== Source data ==
□ □ □ □ □

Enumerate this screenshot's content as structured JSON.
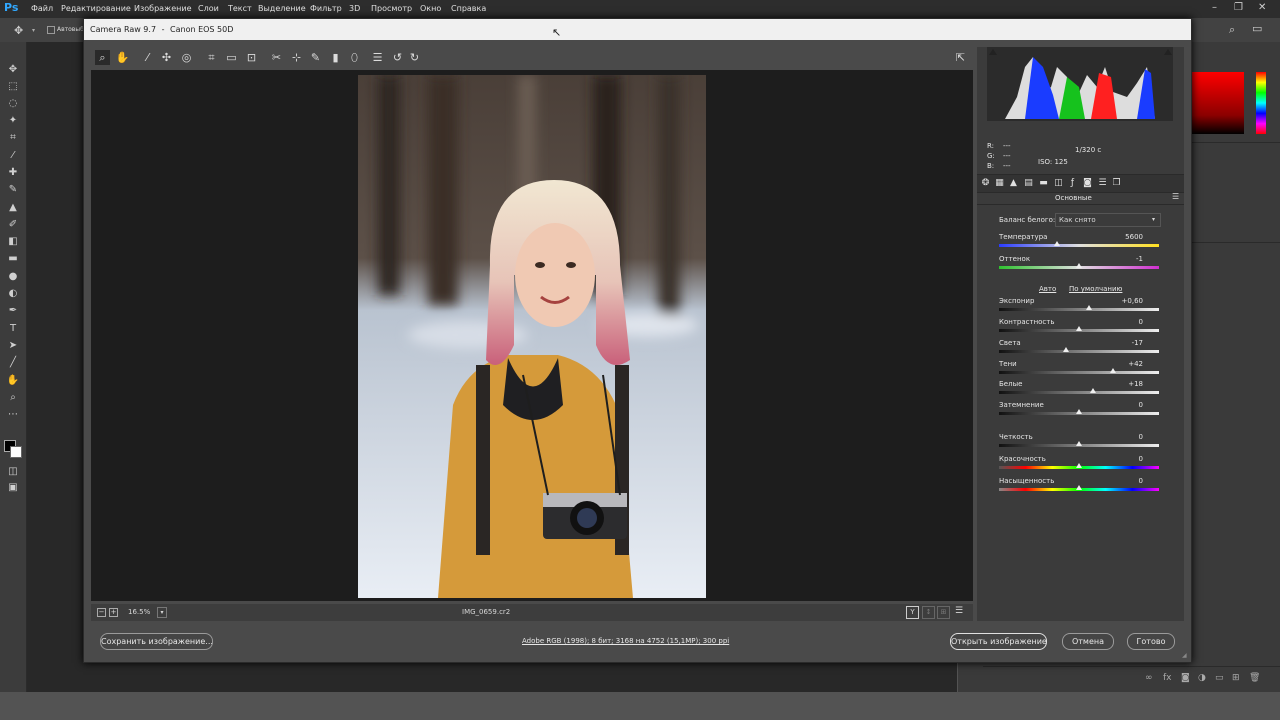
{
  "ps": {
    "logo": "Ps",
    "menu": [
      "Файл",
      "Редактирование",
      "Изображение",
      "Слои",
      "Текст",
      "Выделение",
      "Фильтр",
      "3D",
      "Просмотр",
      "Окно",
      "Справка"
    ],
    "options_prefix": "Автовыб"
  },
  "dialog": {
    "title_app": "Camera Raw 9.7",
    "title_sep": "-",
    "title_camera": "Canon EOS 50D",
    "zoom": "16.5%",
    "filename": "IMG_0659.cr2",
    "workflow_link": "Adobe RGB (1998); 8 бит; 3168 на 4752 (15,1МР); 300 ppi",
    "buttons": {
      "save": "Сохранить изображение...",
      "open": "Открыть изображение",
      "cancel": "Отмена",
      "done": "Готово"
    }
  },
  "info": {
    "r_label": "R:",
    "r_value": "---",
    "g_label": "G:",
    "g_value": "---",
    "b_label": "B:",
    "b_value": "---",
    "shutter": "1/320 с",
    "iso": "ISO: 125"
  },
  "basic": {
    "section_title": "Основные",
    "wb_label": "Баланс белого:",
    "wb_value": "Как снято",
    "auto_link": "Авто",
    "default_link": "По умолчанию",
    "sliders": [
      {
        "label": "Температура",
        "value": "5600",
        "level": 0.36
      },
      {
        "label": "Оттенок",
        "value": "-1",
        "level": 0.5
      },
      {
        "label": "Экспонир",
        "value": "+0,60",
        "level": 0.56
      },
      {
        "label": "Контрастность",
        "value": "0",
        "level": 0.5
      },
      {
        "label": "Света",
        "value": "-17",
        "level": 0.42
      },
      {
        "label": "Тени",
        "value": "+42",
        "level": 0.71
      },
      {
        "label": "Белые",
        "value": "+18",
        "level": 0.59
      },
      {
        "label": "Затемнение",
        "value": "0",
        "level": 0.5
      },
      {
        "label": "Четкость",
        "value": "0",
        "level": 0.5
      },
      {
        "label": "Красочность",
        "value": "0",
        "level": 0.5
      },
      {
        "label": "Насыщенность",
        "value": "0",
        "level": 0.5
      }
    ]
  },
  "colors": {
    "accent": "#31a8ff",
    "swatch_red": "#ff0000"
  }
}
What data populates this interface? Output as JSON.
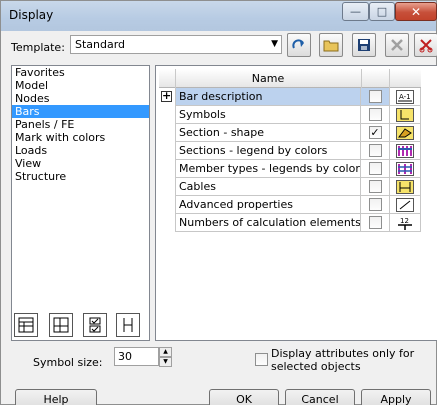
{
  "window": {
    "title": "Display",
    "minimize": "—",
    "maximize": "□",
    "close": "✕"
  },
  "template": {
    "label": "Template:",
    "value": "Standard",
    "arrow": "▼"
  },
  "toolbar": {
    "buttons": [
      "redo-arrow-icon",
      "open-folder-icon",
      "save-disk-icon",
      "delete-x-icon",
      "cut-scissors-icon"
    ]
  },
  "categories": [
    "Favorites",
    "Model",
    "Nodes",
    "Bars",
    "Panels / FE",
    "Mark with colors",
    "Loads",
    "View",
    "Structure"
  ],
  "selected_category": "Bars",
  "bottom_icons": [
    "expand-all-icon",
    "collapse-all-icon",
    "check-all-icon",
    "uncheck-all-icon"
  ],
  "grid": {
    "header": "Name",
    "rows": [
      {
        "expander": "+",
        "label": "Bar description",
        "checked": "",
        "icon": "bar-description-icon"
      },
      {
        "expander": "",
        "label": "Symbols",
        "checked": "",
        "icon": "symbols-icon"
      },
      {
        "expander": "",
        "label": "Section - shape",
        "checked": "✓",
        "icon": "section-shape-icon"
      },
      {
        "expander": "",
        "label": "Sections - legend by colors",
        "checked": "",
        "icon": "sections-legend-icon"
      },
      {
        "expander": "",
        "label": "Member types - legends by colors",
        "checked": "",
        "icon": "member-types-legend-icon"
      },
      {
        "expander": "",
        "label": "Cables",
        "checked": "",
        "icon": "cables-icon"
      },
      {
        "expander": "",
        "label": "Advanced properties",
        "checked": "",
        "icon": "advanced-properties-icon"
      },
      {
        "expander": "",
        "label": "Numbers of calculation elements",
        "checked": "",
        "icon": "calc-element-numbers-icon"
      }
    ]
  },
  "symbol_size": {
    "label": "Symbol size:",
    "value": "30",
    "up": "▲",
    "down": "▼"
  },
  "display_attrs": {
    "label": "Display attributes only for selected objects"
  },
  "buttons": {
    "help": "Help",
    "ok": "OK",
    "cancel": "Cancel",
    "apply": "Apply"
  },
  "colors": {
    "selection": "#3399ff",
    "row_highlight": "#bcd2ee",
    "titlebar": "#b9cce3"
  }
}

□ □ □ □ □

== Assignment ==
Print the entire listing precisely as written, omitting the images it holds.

== Result for this task ==
Enumerate this screenshot's content as structured JSON.
{
  "ps": {
    "logo": "Ps",
    "menu": [
      "Файл",
      "Редактирование",
      "Изображение",
      "Слои",
      "Текст",
      "Выделение",
      "Фильтр",
      "3D",
      "Просмотр",
      "Окно",
      "Справка"
    ],
    "options_prefix": "Автовыб"
  },
  "dialog": {
    "title_app": "Camera Raw 9.7",
    "title_sep": "-",
    "title_camera": "Canon EOS 50D",
    "zoom": "16.5%",
    "filename": "IMG_0659.cr2",
    "workflow_link": "Adobe RGB (1998); 8 бит; 3168 на 4752 (15,1МР); 300 ppi",
    "buttons": {
      "save": "Сохранить изображение...",
      "open": "Открыть изображение",
      "cancel": "Отмена",
      "done": "Готово"
    }
  },
  "info": {
    "r_label": "R:",
    "r_value": "---",
    "g_label": "G:",
    "g_value": "---",
    "b_label": "B:",
    "b_value": "---",
    "shutter": "1/320 с",
    "iso": "ISO: 125"
  },
  "basic": {
    "section_title": "Основные",
    "wb_label": "Баланс белого:",
    "wb_value": "Как снято",
    "auto_link": "Авто",
    "default_link": "По умолчанию",
    "sliders": [
      {
        "label": "Температура",
        "value": "5600",
        "level": 0.36
      },
      {
        "label": "Оттенок",
        "value": "-1",
        "level": 0.5
      },
      {
        "label": "Экспонир",
        "value": "+0,60",
        "level": 0.56
      },
      {
        "label": "Контрастность",
        "value": "0",
        "level": 0.5
      },
      {
        "label": "Света",
        "value": "-17",
        "level": 0.42
      },
      {
        "label": "Тени",
        "value": "+42",
        "level": 0.71
      },
      {
        "label": "Белые",
        "value": "+18",
        "level": 0.59
      },
      {
        "label": "Затемнение",
        "value": "0",
        "level": 0.5
      },
      {
        "label": "Четкость",
        "value": "0",
        "level": 0.5
      },
      {
        "label": "Красочность",
        "value": "0",
        "level": 0.5
      },
      {
        "label": "Насыщенность",
        "value": "0",
        "level": 0.5
      }
    ]
  },
  "colors": {
    "accent": "#31a8ff",
    "swatch_red": "#ff0000"
  }
}
What data populates this interface? Output as JSON.
{
  "window": {
    "title": "Display",
    "minimize": "—",
    "maximize": "□",
    "close": "✕"
  },
  "template": {
    "label": "Template:",
    "value": "Standard",
    "arrow": "▼"
  },
  "toolbar": {
    "buttons": [
      "redo-arrow-icon",
      "open-folder-icon",
      "save-disk-icon",
      "delete-x-icon",
      "cut-scissors-icon"
    ]
  },
  "categories": [
    "Favorites",
    "Model",
    "Nodes",
    "Bars",
    "Panels / FE",
    "Mark with colors",
    "Loads",
    "View",
    "Structure"
  ],
  "selected_category": "Bars",
  "bottom_icons": [
    "expand-all-icon",
    "collapse-all-icon",
    "check-all-icon",
    "uncheck-all-icon"
  ],
  "grid": {
    "header": "Name",
    "rows": [
      {
        "expander": "+",
        "label": "Bar description",
        "checked": "",
        "icon": "bar-description-icon"
      },
      {
        "expander": "",
        "label": "Symbols",
        "checked": "",
        "icon": "symbols-icon"
      },
      {
        "expander": "",
        "label": "Section - shape",
        "checked": "✓",
        "icon": "section-shape-icon"
      },
      {
        "expander": "",
        "label": "Sections - legend by colors",
        "checked": "",
        "icon": "sections-legend-icon"
      },
      {
        "expander": "",
        "label": "Member types - legends by colors",
        "checked": "",
        "icon": "member-types-legend-icon"
      },
      {
        "expander": "",
        "label": "Cables",
        "checked": "",
        "icon": "cables-icon"
      },
      {
        "expander": "",
        "label": "Advanced properties",
        "checked": "",
        "icon": "advanced-properties-icon"
      },
      {
        "expander": "",
        "label": "Numbers of calculation elements",
        "checked": "",
        "icon": "calc-element-numbers-icon"
      }
    ]
  },
  "symbol_size": {
    "label": "Symbol size:",
    "value": "30",
    "up": "▲",
    "down": "▼"
  },
  "display_attrs": {
    "label": "Display attributes only for selected objects"
  },
  "buttons": {
    "help": "Help",
    "ok": "OK",
    "cancel": "Cancel",
    "apply": "Apply"
  },
  "colors": {
    "selection": "#3399ff",
    "row_highlight": "#bcd2ee",
    "titlebar": "#b9cce3"
  }
}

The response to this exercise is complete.